One of the most remarkable aspects of cultural life in Tajikistan is the way in which layers of history and tradition intersect, bringing together ancient and modern, religious and secular, always with family and community at the heart of any celebration.
In early November, Tajikistan celebrated Idi Qurbon, a Muslim holiday which remembers Abraham’s willingness to sacrifice his son Isaac. In Tajikistan, traditional celebrations honor both family ties and sacrifice. Guesting, both visiting friends and family and receiving guests, stretches across several days surrounding the holiday. Each house prepares a dasturxon, a table covered with treats for anyone that might happen to pop by. For my host mother and sisters, the week leading up to Idi Qurbon was filled with cleaning house, trips to the bazaar for fruit and honey, and endless baking: cakes, cookies, meat-filled sambusas, and pastries of every shape and sort. After the flurry of eating and guesting subsides, families return to their homes to tidy up, digest, and discuss the holiday goings on: who put out the best dasturxon, who did or didn’t come by, whose recipes we should ask for. The other side of the Idi Qurbon message, sacrifice, is symbolized in the communal sacrifice of a sheep or goat; in my family, as in many others, this task was taken up by our grandfather, so that all generations could gather under one roof to share in the feast.
As a cold and rainy autumn has given way to a crisp and sunny winter, signs of another important holiday are cropping up throughout the city of Dushanbe. Come December, first-time visitors to Tajikistan might be surprised to find themselves in a city dressed to the nines in familiar holiday colors and characters: bushy-bearded Father Christmases, jolly snowmen, holly and tinsel, and, of course, lots and lots of twinkling neon lights.

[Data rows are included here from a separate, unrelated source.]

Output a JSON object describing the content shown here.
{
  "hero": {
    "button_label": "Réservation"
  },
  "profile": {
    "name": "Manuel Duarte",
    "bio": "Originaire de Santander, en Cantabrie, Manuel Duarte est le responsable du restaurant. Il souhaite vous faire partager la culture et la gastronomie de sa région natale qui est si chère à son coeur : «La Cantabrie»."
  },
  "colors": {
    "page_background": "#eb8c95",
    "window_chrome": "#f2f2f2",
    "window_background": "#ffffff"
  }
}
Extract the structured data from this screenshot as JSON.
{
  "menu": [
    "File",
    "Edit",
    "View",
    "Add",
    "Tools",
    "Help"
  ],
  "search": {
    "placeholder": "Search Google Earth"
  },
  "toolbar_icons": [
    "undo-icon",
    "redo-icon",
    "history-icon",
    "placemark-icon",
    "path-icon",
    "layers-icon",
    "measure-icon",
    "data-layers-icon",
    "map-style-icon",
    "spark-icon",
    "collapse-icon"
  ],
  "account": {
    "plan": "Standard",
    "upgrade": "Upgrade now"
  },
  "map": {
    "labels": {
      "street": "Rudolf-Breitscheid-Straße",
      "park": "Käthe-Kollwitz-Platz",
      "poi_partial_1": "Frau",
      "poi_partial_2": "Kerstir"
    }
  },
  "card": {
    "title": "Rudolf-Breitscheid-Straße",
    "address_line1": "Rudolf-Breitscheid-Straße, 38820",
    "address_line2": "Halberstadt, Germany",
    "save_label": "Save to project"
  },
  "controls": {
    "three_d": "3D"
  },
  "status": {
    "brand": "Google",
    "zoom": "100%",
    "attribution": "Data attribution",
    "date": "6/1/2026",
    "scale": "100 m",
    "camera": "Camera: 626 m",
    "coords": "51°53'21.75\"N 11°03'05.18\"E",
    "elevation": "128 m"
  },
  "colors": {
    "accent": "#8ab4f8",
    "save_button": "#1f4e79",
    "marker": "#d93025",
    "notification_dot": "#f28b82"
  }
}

During the Soviet period, celebration of the religious holiday of Christmas and all its trimmings were reoriented into secular and more ideologically acceptable New Year’s festivities; both modern and traditional families in Tajikistan continue to celebrate New Year’s with many customs bearing a strong resemblance to our own American Christmas. Relatives travel from near and far to gather around a special holiday meal on December 31. The last several weeks of December are spent shopping for the perfect gifts to put under the tree for friends and family, and the stores and television channels even advertise “holiday sales.” The city of Dushanbe erects a giant Christmas tree in the central square each year, and residents wait in anticipation for its lighting.
This weekend, I accompanied my host family to the bazaar to select a Christmas tree of our own. Echoing my own family’s yearly Christmas preparations, my host mother pulled a box of decorations down from the attic, a cacophony of beautiful, store-bought “nice” ornaments, tacky gifts from years past, and school projects and handmade decorations accumulated throughout 25 years by children and now grandchildren. The tree was topped off with hand-sewn garlands of chestnuts and dried mulberries, much the same way that my sisters and I used to thread together strings of popcorn for our tree. I even persuaded my host family to break out “Ирония судьбы” (The Irony of Fate), a more chipper Soviet equivalent of “It’s a Wonderful Life” that many Tajik families watch on New Year’s Day. While any study abroad experience should be built upon new experiences, exploration, and discovery, these familiar, comfortable moments with family and friends also serve to remind us of our human connections and commonalities.
By: Margaret Sullivan
Program: Eurasian Regional Language Program
Term: Fall 2011